Saving Oxford’s Wetland Wildlife is involving local groups and communities with conserving Oxford’s rare and varied freshwater wildlife.

We need your help! Get involved with our Oxford City WaterBlitz survey here!

The Oxford area is a national hotspot for freshwater biodiversity, ranking in importance alongside famous areas such as the Norfolk Broads, the Lake District and the New Forest. However, much of Oxford’s wetland wildlife has declined significantly or disappeared entirely over the past 20 years, due to threats such as pollution, drainage and scrub encroachment. This project is working with schools, community groups and individuals across Oxford to:

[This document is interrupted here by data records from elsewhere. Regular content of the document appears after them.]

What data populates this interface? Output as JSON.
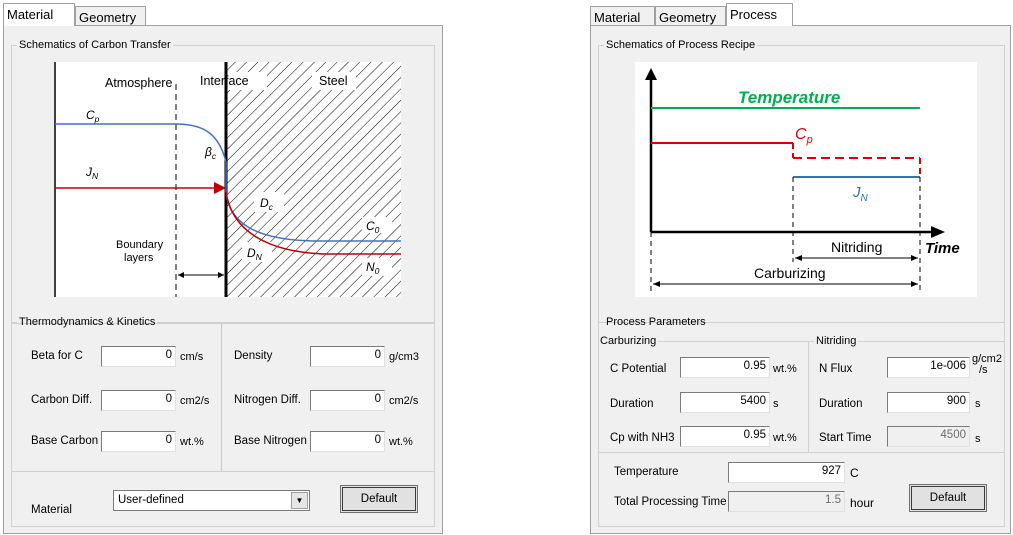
{
  "left": {
    "tabs": [
      {
        "label": "Material",
        "active": true
      },
      {
        "label": "Geometry",
        "active": false
      }
    ],
    "schematic": {
      "title": "Schematics of Carbon Transfer",
      "atmosphere": "Atmosphere",
      "interface": "Interface",
      "steel": "Steel",
      "cp": "C",
      "cp_sub": "p",
      "jn": "J",
      "jn_sub": "N",
      "beta": "β",
      "beta_sub": "c",
      "dc": "D",
      "dc_sub": "c",
      "dn": "D",
      "dn_sub": "N",
      "c0": "C",
      "c0_sub": "0",
      "n0": "N",
      "n0_sub": "0",
      "boundary_line1": "Boundary",
      "boundary_line2": "layers"
    },
    "thermo": {
      "title": "Thermodynamics & Kinetics",
      "beta_label": "Beta for C",
      "beta_value": "0",
      "beta_unit": "cm/s",
      "carbon_diff_label": "Carbon Diff.",
      "carbon_diff_value": "0",
      "carbon_diff_unit": "cm2/s",
      "base_carbon_label": "Base Carbon",
      "base_carbon_value": "0",
      "base_carbon_unit": "wt.%",
      "density_label": "Density",
      "density_value": "0",
      "density_unit": "g/cm3",
      "nitrogen_diff_label": "Nitrogen Diff.",
      "nitrogen_diff_value": "0",
      "nitrogen_diff_unit": "cm2/s",
      "base_nitrogen_label": "Base Nitrogen",
      "base_nitrogen_value": "0",
      "base_nitrogen_unit": "wt.%"
    },
    "material_label": "Material",
    "material_selected": "User-defined",
    "default_button": "Default"
  },
  "right": {
    "tabs": [
      {
        "label": "Material",
        "active": false
      },
      {
        "label": "Geometry",
        "active": false
      },
      {
        "label": "Process",
        "active": true
      }
    ],
    "schematic": {
      "title": "Schematics of Process Recipe",
      "temperature": "Temperature",
      "cp": "C",
      "cp_sub": "p",
      "jn": "J",
      "jn_sub": "N",
      "nitriding": "Nitriding",
      "time": "Time",
      "carburizing": "Carburizing",
      "colors": {
        "temperature": "#00b050",
        "cp": "#e00000",
        "jn": "#2e75b6"
      }
    },
    "params": {
      "title": "Process Parameters",
      "carburizing_title": "Carburizing",
      "nitriding_title": "Nitriding",
      "c_potential_label": "C Potential",
      "c_potential_value": "0.95",
      "c_potential_unit": "wt.%",
      "duration_label": "Duration",
      "duration_value": "5400",
      "duration_unit": "s",
      "cp_nh3_label": "Cp with NH3",
      "cp_nh3_value": "0.95",
      "cp_nh3_unit": "wt.%",
      "n_flux_label": "N Flux",
      "n_flux_value": "1e-006",
      "n_flux_unit_top": "g/cm2",
      "n_flux_unit_bottom": "/s",
      "n_duration_label": "Duration",
      "n_duration_value": "900",
      "n_duration_unit": "s",
      "start_time_label": "Start Time",
      "start_time_value": "4500",
      "start_time_unit": "s"
    },
    "temperature_label": "Temperature",
    "temperature_value": "927",
    "temperature_unit": "C",
    "total_time_label": "Total Processing Time",
    "total_time_value": "1.5",
    "total_time_unit": "hour",
    "default_button": "Default"
  }
}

Raise awareness of Oxford’s water environment

We are running a series of free public talks about Oxford’s freshwater heritage and wildlife, some of which feature specialist guest speakers, and others given by our Project Officer Ellie Mayhew, providing updates on the project. We’re also hosting regular site visits and guided walks to some of Oxford’s most valuable wetland sites. Take a look at our ‘Get Involved‘ page to find out about upcoming events.

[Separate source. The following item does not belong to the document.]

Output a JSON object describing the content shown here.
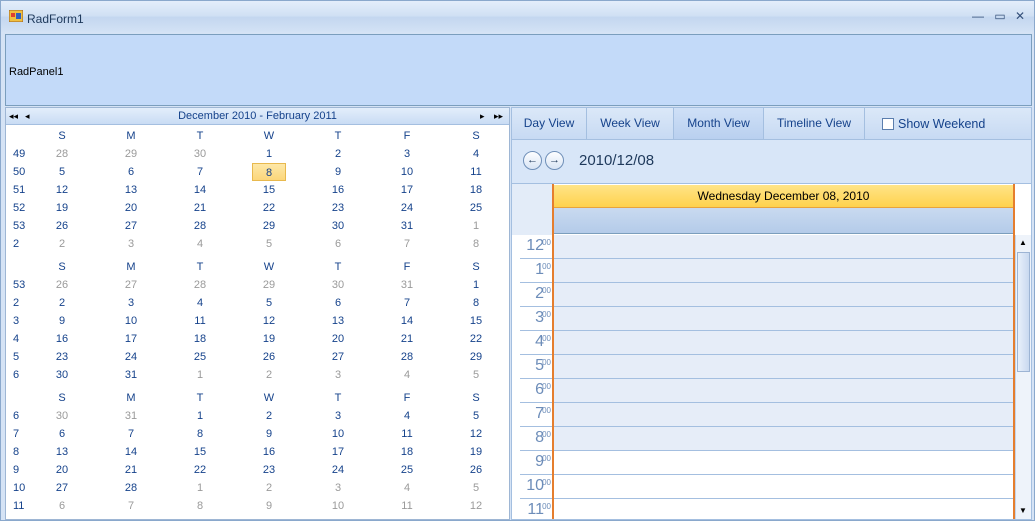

Monitor wildlife and water quality

Since spring 2019, Oxford residents have been helping us to undertake baseline monitoring that will help to underpin the long-term monitoring of the Oxford Flood Alleviation Scheme, through environmental DNA surveys and water quality testing. We still need people to help out with our Oxford City WaterBlitz – head here to find out how to get involved and request your free water quality test kits.

Help conserve freshwater species and habitats

Unique and pioneering work by local ecologists has shown it is possible to reverse declines in freshwater biodiversity through habitat creation and suitable management of fens, ponds and wetlands. This is helping to save plant and animal species that are threatened nationally, and are at risk of local extinction in Oxford and the Thames Valley.

Saving Oxford’s Wetland Wildlife is applying these successful techniques at a number of key sites in and around Oxford to help protect and restore the exceptional freshwater biodiversity of the Oxford area. We’ve been undertaking practical management work with the help of volunteers at wetland sites (read more here), and have been working collaboratively with local expert Judy Webb, Oxford Botanic Garden and local community groups to undertake ex-situ conservation of some of the area’s rare wetland plants. 

Find out more…

Saving Oxford’s Wetland Wildlife is funded by Thames Water, Heritage Lottery Fund and the Trust for Oxfordshire’s Environment (TOE) with funding from Grundon Waste Management, with additional generous support from the Hyne Trust, R G Hills Charitable Trust and the Martin Wills Wildlife Maintenance Trust.